• **THE PROBLEM**:
Make a verbatim copy of the entries below; pictures stay out.

Saved entries
- - - - -

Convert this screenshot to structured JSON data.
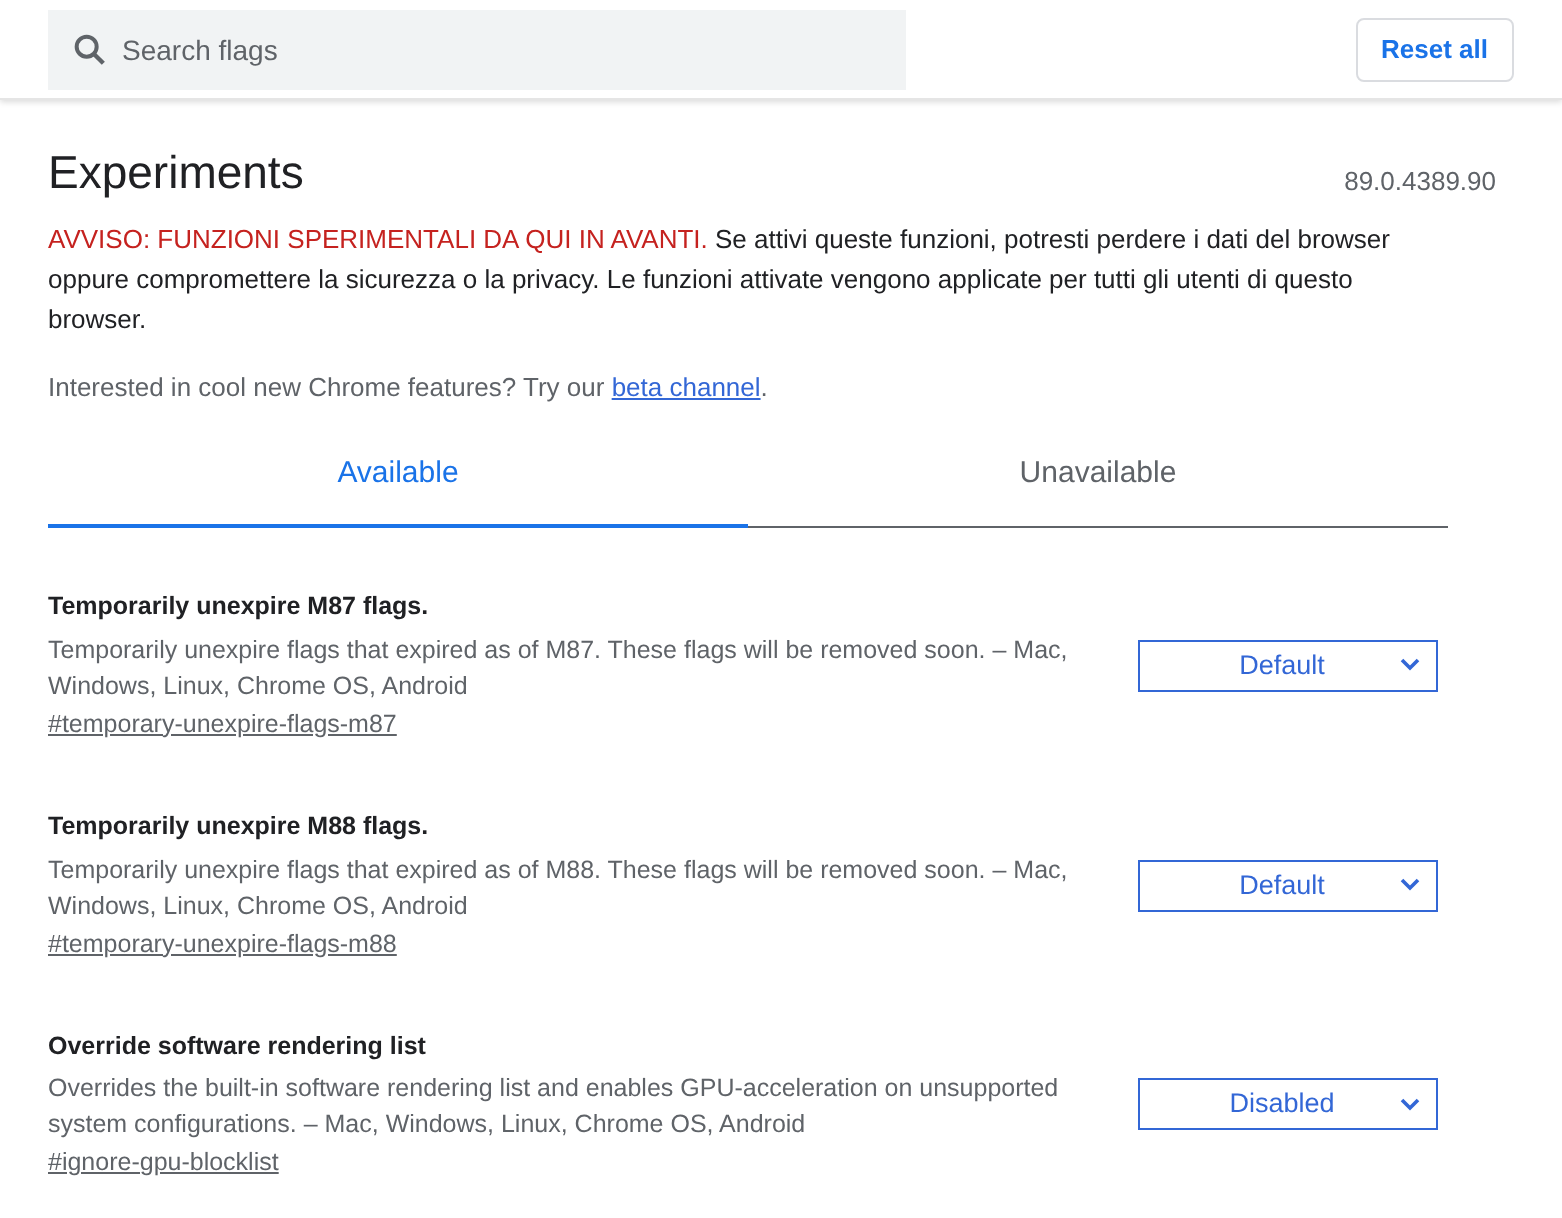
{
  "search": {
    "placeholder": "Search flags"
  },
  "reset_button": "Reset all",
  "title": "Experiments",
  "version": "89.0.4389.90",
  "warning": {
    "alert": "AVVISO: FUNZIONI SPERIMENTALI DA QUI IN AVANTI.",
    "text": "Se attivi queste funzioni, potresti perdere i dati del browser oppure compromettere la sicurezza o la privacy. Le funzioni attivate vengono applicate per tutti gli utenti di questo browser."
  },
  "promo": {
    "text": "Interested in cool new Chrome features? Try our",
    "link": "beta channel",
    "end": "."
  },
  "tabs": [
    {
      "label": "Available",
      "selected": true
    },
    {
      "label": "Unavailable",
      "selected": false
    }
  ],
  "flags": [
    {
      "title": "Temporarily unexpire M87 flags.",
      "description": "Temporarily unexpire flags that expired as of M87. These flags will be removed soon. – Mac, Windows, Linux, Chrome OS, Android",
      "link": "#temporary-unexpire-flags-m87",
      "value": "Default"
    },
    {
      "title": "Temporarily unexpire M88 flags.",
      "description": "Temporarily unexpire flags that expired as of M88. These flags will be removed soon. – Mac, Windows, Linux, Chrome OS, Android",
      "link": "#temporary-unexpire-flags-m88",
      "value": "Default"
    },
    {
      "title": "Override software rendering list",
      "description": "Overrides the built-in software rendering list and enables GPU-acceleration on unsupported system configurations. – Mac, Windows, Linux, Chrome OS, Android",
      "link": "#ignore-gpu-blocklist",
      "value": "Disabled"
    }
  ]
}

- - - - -

• **FINAL ANSWER**:
Convert this screenshot to structured JSON data.
{
  "search": {
    "placeholder": "Search flags"
  },
  "reset_button": "Reset all",
  "title": "Experiments",
  "version": "89.0.4389.90",
  "warning": {
    "alert": "AVVISO: FUNZIONI SPERIMENTALI DA QUI IN AVANTI.",
    "text": "Se attivi queste funzioni, potresti perdere i dati del browser oppure compromettere la sicurezza o la privacy. Le funzioni attivate vengono applicate per tutti gli utenti di questo browser."
  },
  "promo": {
    "text": "Interested in cool new Chrome features? Try our",
    "link": "beta channel",
    "end": "."
  },
  "tabs": [
    {
      "label": "Available",
      "selected": true
    },
    {
      "label": "Unavailable",
      "selected": false
    }
  ],
  "flags": [
    {
      "title": "Temporarily unexpire M87 flags.",
      "description": "Temporarily unexpire flags that expired as of M87. These flags will be removed soon. – Mac, Windows, Linux, Chrome OS, Android",
      "link": "#temporary-unexpire-flags-m87",
      "value": "Default"
    },
    {
      "title": "Temporarily unexpire M88 flags.",
      "description": "Temporarily unexpire flags that expired as of M88. These flags will be removed soon. – Mac, Windows, Linux, Chrome OS, Android",
      "link": "#temporary-unexpire-flags-m88",
      "value": "Default"
    },
    {
      "title": "Override software rendering list",
      "description": "Overrides the built-in software rendering list and enables GPU-acceleration on unsupported system configurations. – Mac, Windows, Linux, Chrome OS, Android",
      "link": "#ignore-gpu-blocklist",
      "value": "Disabled"
    }
  ]
}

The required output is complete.